This Google search retrieves page after page of the laws in many prefectures that forbid the sale or purchase of used schoolgirl panties (even fake ones) anywhere, including in vending machines. Almost all of them use exactly the same wording. The average fine for breaking the law is 300,000 yen.
So how did this rumor first get started? This page sums it up best. Apparently, in 1993 someone in Chiba City put used panties in one or more vending machines. Subsequently, skanky underpants were classified under the law as second hand goods, which require a license to sell. This law is actually to prevent the sale of stolen goods, as explained on this page, which answers the question from a concerned mother whose daughter and friends were making a killing by peddling their skid-marked skivvies over the internet.
Are we all clear on this now?
Just this second I thought of the easiest way to get proof on video, if there’s anyone out there who’s still not convinced: I’ll go to a police box with my camcorder and ask a policeman.
P.S. In Japan, there aren’t any convenience stores staffed by robots either.
In respone to the comments to this post on Digg.com:
Repeat after me: There are no used panty vending machines in Japan.
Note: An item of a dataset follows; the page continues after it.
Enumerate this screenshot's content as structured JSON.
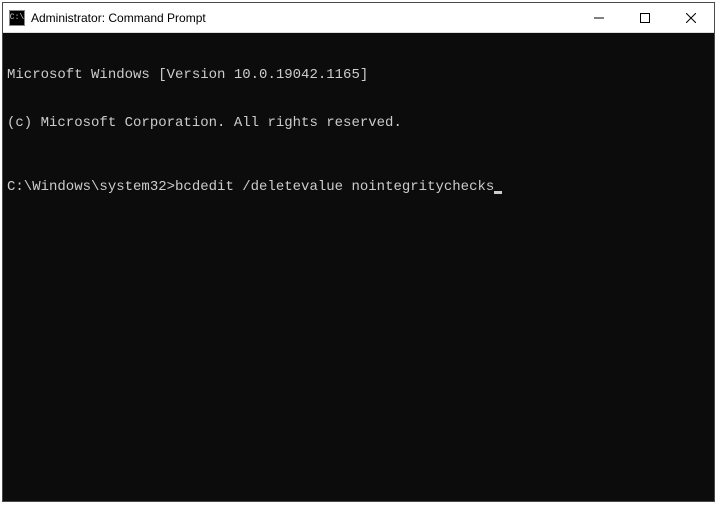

The third most common vending machines after soft drinks and smokes aren’t the ones for porn. We don’t have supermarkets staffed by robots. You don’t see “many many bars and other services that have big signs saying ‘NO FOREIGNERS’.” Are the Japanese “beta testers for future technology”? I don’t think so. At least not the ones in my neighborhood.
Every so often this topic comes up and it annoys the hell out of me. No matter what you read or who you tells you, from my point of view this is the truth:
1. Porno vending machines are very, very rare. Used schoolgirl panty vending machines are non-existent. If someone can find a used panty machine, I will videotape myself buying a pair and wearing them on my head all day long. And then I will eat them for dinner.
2. The “Robot Supermarket” apparently did exist at one time in the late 90’s. There was even more than one of them in Tokyo, but as far as I can tell they no longer operate. If someone can find the street address of one, I’ll vlog it. On the entire Internet, I’ve been able to find only one web page (from 1997) mentioning it.
3. What’s so amazing about cigarette vending machines? Did they disappear from the US?
next year in 2008, there will be some kind of age verification system implemented in alcohol and cigarette vending machines in Japan. (Or maybe just in JR train stations?) I haven’t looked into it yet.
I have a new goal in life: creating the quintessential online video debunking the common myths about vending machines in Japan.
read more | digg story
This interesting little factoid, dear listeners, is an extreme–but common–exaggeration. It showed up on digg.com this morning.
15 million Japanese No Longer Use Paper Money EVER
Today, however, for 15 million Japanese, paper money is a thing of the past, according to the Japan Research Institute. No longer solely used for online purchases, e-money, accessed via a smart card or mobile phone, has become a way of life for many consumers in Japan.
read more | digg story
I think I first read about this “fad” about a week ago on Boing Boing. Search Google for “shiny mud balls” in English and you get 186,000 hits. Search for the same term in Japanese (光る泥団子） and you get 413 hits. The latest fad taking Japan by storm? I think not.
For what it’s worth, I asked the expert this morning (Tony, 8yrs old) and he had never heard of them. Maybe they’re all the rage in another part of the country. Some place where people don’t use the Internet much, I guess.
Update: Siuyee, our resident Quality Control expert, notes that if you remove “shiny” from the search term you get 19,700 hits. So it’s quite possible that I’m totally wrong, and my kid’s a nerd. Maybe all his classmates are mass-producing shiny mud balls and hiding them when he comes around. What I do know for sure is that I’m at work eight hours a day and I’ve never seen any of my Japanese colleagues make one…
While we’re at it, let’s also tackle the myth about Japanese being in love with their robotic dogs and manservants. Sony recently stopped production of the Aibo and Qrio to return their focus to products they can actually sell. For a profit.